Runners turn out for hot, muddy Volkslauf
Runners battled hot and humid conditions as they scaled steep hills, completed multiple obstacles and waded their way through mud pits and the Big Piney River Saturday during the Marines’ 19th annual Volkslauf 10k run.
“All in all, it was a great time,” said Marine Capt. Victoria Crabbe, who served her third and final year as co-coordinator of the race. “We actually had 791 registrations, which is far higher than we’ve ever had the past three years — and we ended with 717 runners. The weather cooperated, and I couldn’t have asked for a better close-out.”
Bryson Jarman, 27, of Lebanon, was the overall first-place finisher and the winner of the 18-and-older male division, finishing with a time of 50 minutes, 5 seconds.
Bryan O’Barr, 15, of St. Robert, won the 17-and-younger male division, crossing the finish line in 54:01.
The first female runner to cross the finish line was Jenni Aragon, 30, who was 13th overall with a time of 1:01:30.
Madison Long, 14, won the 17-and-younger female division, finishing with a time of 1:22:59.
By design, runners faced more challenges on the course than in previous years.Team results were not available at press time, but will be posted here as soon as they are released. Full individual results are available online from Big River Racing.
“We actually have ensured that there are more mud pits than last year. We also added some obstacles that weren’t there last year,” Crabbe said. “Last year, we were excited to see some of the culverts, the monkey bars and the climbing wall. This year, there are some obstacles in between.”
Some runners gave themselves additional challenges.
Bryan Aguilargonzalez, 19, from Houston, Texas, completed the race wearing a helmet and full rucksack, while Zachariah Boehringer, 19, from Conway, Arkansas, ran the course dressed in a unicorn costume.

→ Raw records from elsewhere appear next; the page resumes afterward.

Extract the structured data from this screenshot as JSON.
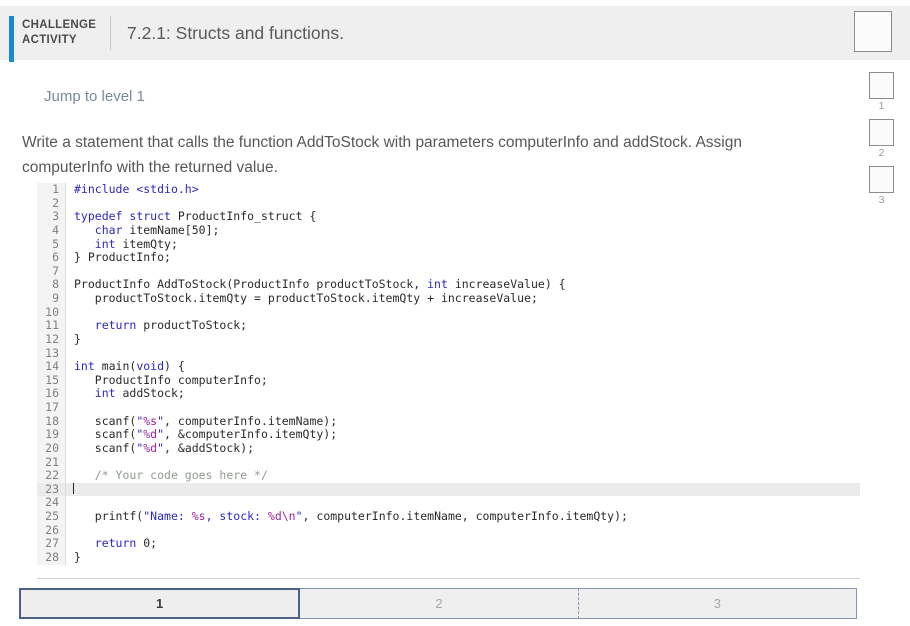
{
  "header": {
    "activity_label_line1": "CHALLENGE",
    "activity_label_line2": "ACTIVITY",
    "title": "7.2.1: Structs and functions.",
    "marker_icon": "pentagon-banner-icon"
  },
  "side_markers": [
    {
      "icon": "pentagon-banner-icon",
      "number": "1"
    },
    {
      "icon": "pentagon-banner-icon",
      "number": "2"
    },
    {
      "icon": "pentagon-banner-icon",
      "number": "3"
    }
  ],
  "body": {
    "jump_link": "Jump to level 1",
    "prompt": "Write a statement that calls the function AddToStock with parameters computerInfo and addStock. Assign computerInfo with the returned value."
  },
  "code": {
    "language": "c",
    "highlighted_line": 23,
    "cursor_line": 23,
    "lines": [
      {
        "n": "1",
        "text": "#include <stdio.h>"
      },
      {
        "n": "2",
        "text": ""
      },
      {
        "n": "3",
        "text": "typedef struct ProductInfo_struct {"
      },
      {
        "n": "4",
        "text": "   char itemName[50];"
      },
      {
        "n": "5",
        "text": "   int itemQty;"
      },
      {
        "n": "6",
        "text": "} ProductInfo;"
      },
      {
        "n": "7",
        "text": ""
      },
      {
        "n": "8",
        "text": "ProductInfo AddToStock(ProductInfo productToStock, int increaseValue) {"
      },
      {
        "n": "9",
        "text": "   productToStock.itemQty = productToStock.itemQty + increaseValue;"
      },
      {
        "n": "10",
        "text": ""
      },
      {
        "n": "11",
        "text": "   return productToStock;"
      },
      {
        "n": "12",
        "text": "}"
      },
      {
        "n": "13",
        "text": ""
      },
      {
        "n": "14",
        "text": "int main(void) {"
      },
      {
        "n": "15",
        "text": "   ProductInfo computerInfo;"
      },
      {
        "n": "16",
        "text": "   int addStock;"
      },
      {
        "n": "17",
        "text": ""
      },
      {
        "n": "18",
        "text": "   scanf(\"%s\", computerInfo.itemName);"
      },
      {
        "n": "19",
        "text": "   scanf(\"%d\", &computerInfo.itemQty);"
      },
      {
        "n": "20",
        "text": "   scanf(\"%d\", &addStock);"
      },
      {
        "n": "21",
        "text": ""
      },
      {
        "n": "22",
        "text": "   /* Your code goes here */"
      },
      {
        "n": "23",
        "text": ""
      },
      {
        "n": "24",
        "text": ""
      },
      {
        "n": "25",
        "text": "   printf(\"Name: %s, stock: %d\\n\", computerInfo.itemName, computerInfo.itemQty);"
      },
      {
        "n": "26",
        "text": ""
      },
      {
        "n": "27",
        "text": "   return 0;"
      },
      {
        "n": "28",
        "text": "}"
      }
    ]
  },
  "tabs": [
    {
      "label": "1",
      "active": true
    },
    {
      "label": "2",
      "active": false
    },
    {
      "label": "3",
      "active": false
    }
  ],
  "colors": {
    "accent_blue": "#1a8ad4",
    "header_bg": "#efefef",
    "keyword": "#2b27c6",
    "string": "#2b27c6",
    "format_spec": "#a020a0",
    "comment": "#8f9a8f",
    "tab_active_border": "#4a6288",
    "line_highlight": "#ebebeb"
  }
}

“I just wanted to be fabulous,” said Boehringer, a Marine student here. He added that the furry, full-body costume and rubber mask made the run “a little bit hot” along the course, where temperatures averaged about 87 degrees.
“I would most definitely do it again,” he said.
Several participants ran as part of groups, including several members of the local Young Marines chapter, runners with Wear Blue and participants with Team Red, White and Blue, who carried on their tradition of carrying American flags along the course.
“It’s just getting together with the group and doing hard things together,” Team Red, White and Blue member Chris Koverman said.
Koverman, an instructor with the 58th Transportation Battalion, carried a flag for the second consecutive year.
“Last year, I would hand off the flag to whoever I had with me when I crossed an obstacle,” Koverman said. “This year, we had two of us carrying the colors, so one of us will hand the flag off to the other while we went through the obstacle, and then we would switch off. It’s a little bit of a challenge. But getting to cross the finish line with the colors — it feels good.”
Crabbe said more than 80 volunteers helped put on this year’s race, which was the result of five months of planning.
“We started planning in February, and planning goes on all the way until the week of the event,” she said. “We have members of our student population who volunteer, as well as members of permanent personnel from all five of our companies, other units on post — and this year we’ve had some civilians who have contacted us to offer to volunteer. So, it really is a local, community event and definitely a sister-service camaraderie event.”